For the material that follows, list every line containing the word "Место".
───
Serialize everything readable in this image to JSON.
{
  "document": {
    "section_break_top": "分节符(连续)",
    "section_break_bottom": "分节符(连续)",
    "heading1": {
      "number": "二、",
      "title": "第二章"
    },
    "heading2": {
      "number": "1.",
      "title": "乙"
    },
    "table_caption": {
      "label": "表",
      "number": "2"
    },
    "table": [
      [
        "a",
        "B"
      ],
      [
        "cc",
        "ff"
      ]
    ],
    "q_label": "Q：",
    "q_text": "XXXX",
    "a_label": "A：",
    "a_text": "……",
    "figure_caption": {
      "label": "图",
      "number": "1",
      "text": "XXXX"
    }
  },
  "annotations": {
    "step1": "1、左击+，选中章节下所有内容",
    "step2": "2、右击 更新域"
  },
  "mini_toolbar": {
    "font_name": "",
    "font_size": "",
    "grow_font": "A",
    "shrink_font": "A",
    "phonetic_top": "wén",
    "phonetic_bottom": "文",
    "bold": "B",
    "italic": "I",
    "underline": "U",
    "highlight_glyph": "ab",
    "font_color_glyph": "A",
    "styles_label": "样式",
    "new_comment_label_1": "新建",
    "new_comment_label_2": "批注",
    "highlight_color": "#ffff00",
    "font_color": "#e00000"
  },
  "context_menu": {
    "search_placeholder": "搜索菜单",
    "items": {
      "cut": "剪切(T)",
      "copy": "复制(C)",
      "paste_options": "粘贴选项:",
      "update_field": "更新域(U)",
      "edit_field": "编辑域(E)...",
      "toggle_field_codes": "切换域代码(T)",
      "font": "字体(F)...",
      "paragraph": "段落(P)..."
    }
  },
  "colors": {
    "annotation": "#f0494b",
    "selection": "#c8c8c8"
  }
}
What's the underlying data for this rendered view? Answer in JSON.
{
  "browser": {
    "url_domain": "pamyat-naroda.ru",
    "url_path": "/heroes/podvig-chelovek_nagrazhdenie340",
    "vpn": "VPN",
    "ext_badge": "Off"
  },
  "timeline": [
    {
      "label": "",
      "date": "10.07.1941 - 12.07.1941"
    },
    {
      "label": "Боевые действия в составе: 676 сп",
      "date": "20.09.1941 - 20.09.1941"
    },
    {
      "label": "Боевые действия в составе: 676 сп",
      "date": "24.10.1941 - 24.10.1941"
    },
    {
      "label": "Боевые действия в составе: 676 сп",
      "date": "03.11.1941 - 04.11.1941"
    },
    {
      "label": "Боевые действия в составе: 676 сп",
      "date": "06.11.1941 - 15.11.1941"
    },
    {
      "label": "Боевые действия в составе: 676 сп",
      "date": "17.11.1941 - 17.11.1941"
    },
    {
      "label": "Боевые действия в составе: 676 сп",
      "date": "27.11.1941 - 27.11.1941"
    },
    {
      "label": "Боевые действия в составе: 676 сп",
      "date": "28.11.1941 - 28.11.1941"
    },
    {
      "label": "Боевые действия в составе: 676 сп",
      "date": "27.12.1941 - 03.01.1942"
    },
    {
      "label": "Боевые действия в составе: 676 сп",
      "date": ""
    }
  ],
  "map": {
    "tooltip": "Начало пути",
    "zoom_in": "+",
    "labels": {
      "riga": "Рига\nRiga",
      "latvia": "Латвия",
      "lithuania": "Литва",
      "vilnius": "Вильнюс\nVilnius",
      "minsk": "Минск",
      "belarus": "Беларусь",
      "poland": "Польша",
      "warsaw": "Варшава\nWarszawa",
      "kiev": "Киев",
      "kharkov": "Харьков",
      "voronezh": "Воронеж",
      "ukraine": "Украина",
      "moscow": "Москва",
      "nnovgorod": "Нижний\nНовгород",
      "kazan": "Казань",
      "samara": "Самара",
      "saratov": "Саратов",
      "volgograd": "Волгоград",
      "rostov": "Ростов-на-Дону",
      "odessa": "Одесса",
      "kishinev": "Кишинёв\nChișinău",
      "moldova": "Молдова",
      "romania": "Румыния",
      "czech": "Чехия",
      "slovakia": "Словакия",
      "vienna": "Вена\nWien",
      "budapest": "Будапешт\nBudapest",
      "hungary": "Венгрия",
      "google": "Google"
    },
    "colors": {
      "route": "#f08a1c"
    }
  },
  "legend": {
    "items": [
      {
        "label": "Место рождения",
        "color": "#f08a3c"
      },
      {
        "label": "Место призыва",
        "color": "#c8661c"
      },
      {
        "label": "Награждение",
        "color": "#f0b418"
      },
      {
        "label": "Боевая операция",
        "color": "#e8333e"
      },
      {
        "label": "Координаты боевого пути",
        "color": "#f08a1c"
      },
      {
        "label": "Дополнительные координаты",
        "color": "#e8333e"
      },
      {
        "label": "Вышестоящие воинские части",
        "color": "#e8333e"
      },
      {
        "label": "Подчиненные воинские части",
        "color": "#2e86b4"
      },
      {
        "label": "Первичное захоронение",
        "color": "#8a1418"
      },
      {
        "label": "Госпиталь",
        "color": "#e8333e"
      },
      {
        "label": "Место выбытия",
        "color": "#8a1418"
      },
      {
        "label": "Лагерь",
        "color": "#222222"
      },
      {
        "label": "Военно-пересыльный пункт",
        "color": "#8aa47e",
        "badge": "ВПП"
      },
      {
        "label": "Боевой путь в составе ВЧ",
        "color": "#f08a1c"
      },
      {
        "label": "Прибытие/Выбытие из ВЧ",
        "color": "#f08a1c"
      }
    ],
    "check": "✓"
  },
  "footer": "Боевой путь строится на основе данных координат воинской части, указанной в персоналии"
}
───
Worked solution →
        "label": "Место рождения",
        "label": "Место призыва",
        "label": "Место выбытия",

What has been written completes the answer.